TASK PROMPT: What you should output is the data below, unchanged in every character.

TASK INPUT:

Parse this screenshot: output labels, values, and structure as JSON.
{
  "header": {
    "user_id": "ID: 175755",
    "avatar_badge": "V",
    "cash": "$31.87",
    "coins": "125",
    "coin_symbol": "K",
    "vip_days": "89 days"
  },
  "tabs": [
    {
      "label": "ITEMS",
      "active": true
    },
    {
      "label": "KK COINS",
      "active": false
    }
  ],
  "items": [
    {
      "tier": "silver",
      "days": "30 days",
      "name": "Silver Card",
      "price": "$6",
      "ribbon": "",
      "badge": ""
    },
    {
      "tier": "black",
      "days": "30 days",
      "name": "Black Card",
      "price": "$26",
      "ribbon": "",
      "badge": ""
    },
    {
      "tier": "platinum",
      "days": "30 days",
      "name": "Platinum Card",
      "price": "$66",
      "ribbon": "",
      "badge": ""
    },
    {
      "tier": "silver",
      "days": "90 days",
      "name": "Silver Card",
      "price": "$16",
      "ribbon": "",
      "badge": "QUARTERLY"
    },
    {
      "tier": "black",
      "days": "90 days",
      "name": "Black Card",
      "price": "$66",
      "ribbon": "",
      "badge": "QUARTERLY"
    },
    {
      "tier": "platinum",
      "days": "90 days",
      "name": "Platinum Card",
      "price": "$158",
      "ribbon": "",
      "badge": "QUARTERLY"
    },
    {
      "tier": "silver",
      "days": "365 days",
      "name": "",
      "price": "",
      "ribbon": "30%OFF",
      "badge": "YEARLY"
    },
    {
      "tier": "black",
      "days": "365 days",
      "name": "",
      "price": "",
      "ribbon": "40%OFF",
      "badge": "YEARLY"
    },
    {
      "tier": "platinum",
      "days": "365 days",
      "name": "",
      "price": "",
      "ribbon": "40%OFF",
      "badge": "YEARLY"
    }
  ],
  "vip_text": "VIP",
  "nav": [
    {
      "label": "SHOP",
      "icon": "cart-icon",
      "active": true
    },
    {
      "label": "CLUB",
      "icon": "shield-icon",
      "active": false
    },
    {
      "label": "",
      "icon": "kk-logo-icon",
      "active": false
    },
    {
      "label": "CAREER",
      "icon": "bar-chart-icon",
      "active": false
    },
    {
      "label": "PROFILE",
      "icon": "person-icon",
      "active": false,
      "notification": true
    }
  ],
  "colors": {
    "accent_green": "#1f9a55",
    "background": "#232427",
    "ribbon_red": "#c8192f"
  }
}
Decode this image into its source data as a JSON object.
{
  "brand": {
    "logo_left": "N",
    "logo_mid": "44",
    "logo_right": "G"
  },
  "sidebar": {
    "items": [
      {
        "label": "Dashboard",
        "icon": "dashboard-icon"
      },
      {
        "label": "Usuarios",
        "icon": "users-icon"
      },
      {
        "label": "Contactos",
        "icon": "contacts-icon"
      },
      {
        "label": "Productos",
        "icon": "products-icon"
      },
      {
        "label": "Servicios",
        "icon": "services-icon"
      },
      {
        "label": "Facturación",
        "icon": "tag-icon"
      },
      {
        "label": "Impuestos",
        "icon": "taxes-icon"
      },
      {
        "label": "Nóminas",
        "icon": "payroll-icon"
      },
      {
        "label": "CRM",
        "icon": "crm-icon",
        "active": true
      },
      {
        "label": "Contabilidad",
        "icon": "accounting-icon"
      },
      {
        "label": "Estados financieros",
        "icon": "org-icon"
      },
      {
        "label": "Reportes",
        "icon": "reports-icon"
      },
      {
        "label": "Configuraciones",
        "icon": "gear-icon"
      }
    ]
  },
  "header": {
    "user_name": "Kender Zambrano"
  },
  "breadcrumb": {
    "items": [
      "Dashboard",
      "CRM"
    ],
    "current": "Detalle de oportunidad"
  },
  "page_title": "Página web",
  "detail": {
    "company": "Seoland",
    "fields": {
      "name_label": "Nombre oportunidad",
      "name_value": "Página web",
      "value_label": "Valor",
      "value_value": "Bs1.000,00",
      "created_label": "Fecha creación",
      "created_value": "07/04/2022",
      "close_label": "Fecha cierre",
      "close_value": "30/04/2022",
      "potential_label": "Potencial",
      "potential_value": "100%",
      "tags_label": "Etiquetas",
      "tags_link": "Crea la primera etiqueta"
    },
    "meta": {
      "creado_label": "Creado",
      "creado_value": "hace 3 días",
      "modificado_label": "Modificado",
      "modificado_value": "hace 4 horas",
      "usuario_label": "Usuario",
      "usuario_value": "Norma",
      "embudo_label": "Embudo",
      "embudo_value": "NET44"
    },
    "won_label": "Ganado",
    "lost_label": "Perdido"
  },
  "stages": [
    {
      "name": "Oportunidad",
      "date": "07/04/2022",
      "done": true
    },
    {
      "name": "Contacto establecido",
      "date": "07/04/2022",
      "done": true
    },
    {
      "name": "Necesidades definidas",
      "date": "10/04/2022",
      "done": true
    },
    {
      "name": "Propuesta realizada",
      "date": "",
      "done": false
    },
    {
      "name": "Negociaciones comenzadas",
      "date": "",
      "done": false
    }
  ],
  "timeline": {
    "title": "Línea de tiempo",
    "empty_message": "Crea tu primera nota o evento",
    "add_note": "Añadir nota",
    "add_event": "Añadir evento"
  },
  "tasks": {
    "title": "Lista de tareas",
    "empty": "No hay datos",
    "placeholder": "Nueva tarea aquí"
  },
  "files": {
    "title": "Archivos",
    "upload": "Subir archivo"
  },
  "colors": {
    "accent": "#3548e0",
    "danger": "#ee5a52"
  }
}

ANSWER SPACE:
Parse this screenshot: output labels, values, and structure as JSON.
{
  "header": {
    "user_id": "ID: 175755",
    "avatar_badge": "V",
    "cash": "$31.87",
    "coins": "125",
    "coin_symbol": "K",
    "vip_days": "89 days"
  },
  "tabs": [
    {
      "label": "ITEMS",
      "active": true
    },
    {
      "label": "KK COINS",
      "active": false
    }
  ],
  "items": [
    {
      "tier": "silver",
      "days": "30 days",
      "name": "Silver Card",
      "price": "$6",
      "ribbon": "",
      "badge": ""
    },
    {
      "tier": "black",
      "days": "30 days",
      "name": "Black Card",
      "price": "$26",
      "ribbon": "",
      "badge": ""
    },
    {
      "tier": "platinum",
      "days": "30 days",
      "name": "Platinum Card",
      "price": "$66",
      "ribbon": "",
      "badge": ""
    },
    {
      "tier": "silver",
      "days": "90 days",
      "name": "Silver Card",
      "price": "$16",
      "ribbon": "",
      "badge": "QUARTERLY"
    },
    {
      "tier": "black",
      "days": "90 days",
      "name": "Black Card",
      "price": "$66",
      "ribbon": "",
      "badge": "QUARTERLY"
    },
    {
      "tier": "platinum",
      "days": "90 days",
      "name": "Platinum Card",
      "price": "$158",
      "ribbon": "",
      "badge": "QUARTERLY"
    },
    {
      "tier": "silver",
      "days": "365 days",
      "name": "",
      "price": "",
      "ribbon": "30%OFF",
      "badge": "YEARLY"
    },
    {
      "tier": "black",
      "days": "365 days",
      "name": "",
      "price": "",
      "ribbon": "40%OFF",
      "badge": "YEARLY"
    },
    {
      "tier": "platinum",
      "days": "365 days",
      "name": "",
      "price": "",
      "ribbon": "40%OFF",
      "badge": "YEARLY"
    }
  ],
  "vip_text": "VIP",
  "nav": [
    {
      "label": "SHOP",
      "icon": "cart-icon",
      "active": true
    },
    {
      "label": "CLUB",
      "icon": "shield-icon",
      "active": false
    },
    {
      "label": "",
      "icon": "kk-logo-icon",
      "active": false
    },
    {
      "label": "CAREER",
      "icon": "bar-chart-icon",
      "active": false
    },
    {
      "label": "PROFILE",
      "icon": "person-icon",
      "active": false,
      "notification": true
    }
  ],
  "colors": {
    "accent_green": "#1f9a55",
    "background": "#232427",
    "ribbon_red": "#c8192f"
  }
}
Decode this image into its source data as a JSON object.
{
  "brand": {
    "logo_left": "N",
    "logo_mid": "44",
    "logo_right": "G"
  },
  "sidebar": {
    "items": [
      {
        "label": "Dashboard",
        "icon": "dashboard-icon"
      },
      {
        "label": "Usuarios",
        "icon": "users-icon"
      },
      {
        "label": "Contactos",
        "icon": "contacts-icon"
      },
      {
        "label": "Productos",
        "icon": "products-icon"
      },
      {
        "label": "Servicios",
        "icon": "services-icon"
      },
      {
        "label": "Facturación",
        "icon": "tag-icon"
      },
      {
        "label": "Impuestos",
        "icon": "taxes-icon"
      },
      {
        "label": "Nóminas",
        "icon": "payroll-icon"
      },
      {
        "label": "CRM",
        "icon": "crm-icon",
        "active": true
      },
      {
        "label": "Contabilidad",
        "icon": "accounting-icon"
      },
      {
        "label": "Estados financieros",
        "icon": "org-icon"
      },
      {
        "label": "Reportes",
        "icon": "reports-icon"
      },
      {
        "label": "Configuraciones",
        "icon": "gear-icon"
      }
    ]
  },
  "header": {
    "user_name": "Kender Zambrano"
  },
  "breadcrumb": {
    "items": [
      "Dashboard",
      "CRM"
    ],
    "current": "Detalle de oportunidad"
  },
  "page_title": "Página web",
  "detail": {
    "company": "Seoland",
    "fields": {
      "name_label": "Nombre oportunidad",
      "name_value": "Página web",
      "value_label": "Valor",
      "value_value": "Bs1.000,00",
      "created_label": "Fecha creación",
      "created_value": "07/04/2022",
      "close_label": "Fecha cierre",
      "close_value": "30/04/2022",
      "potential_label": "Potencial",
      "potential_value": "100%",
      "tags_label": "Etiquetas",
      "tags_link": "Crea la primera etiqueta"
    },
    "meta": {
      "creado_label": "Creado",
      "creado_value": "hace 3 días",
      "modificado_label": "Modificado",
      "modificado_value": "hace 4 horas",
      "usuario_label": "Usuario",
      "usuario_value": "Norma",
      "embudo_label": "Embudo",
      "embudo_value": "NET44"
    },
    "won_label": "Ganado",
    "lost_label": "Perdido"
  },
  "stages": [
    {
      "name": "Oportunidad",
      "date": "07/04/2022",
      "done": true
    },
    {
      "name": "Contacto establecido",
      "date": "07/04/2022",
      "done": true
    },
    {
      "name": "Necesidades definidas",
      "date": "10/04/2022",
      "done": true
    },
    {
      "name": "Propuesta realizada",
      "date": "",
      "done": false
    },
    {
      "name": "Negociaciones comenzadas",
      "date": "",
      "done": false
    }
  ],
  "timeline": {
    "title": "Línea de tiempo",
    "empty_message": "Crea tu primera nota o evento",
    "add_note": "Añadir nota",
    "add_event": "Añadir evento"
  },
  "tasks": {
    "title": "Lista de tareas",
    "empty": "No hay datos",
    "placeholder": "Nueva tarea aquí"
  },
  "files": {
    "title": "Archivos",
    "upload": "Subir archivo"
  },
  "colors": {
    "accent": "#3548e0",
    "danger": "#ee5a52"
  }
}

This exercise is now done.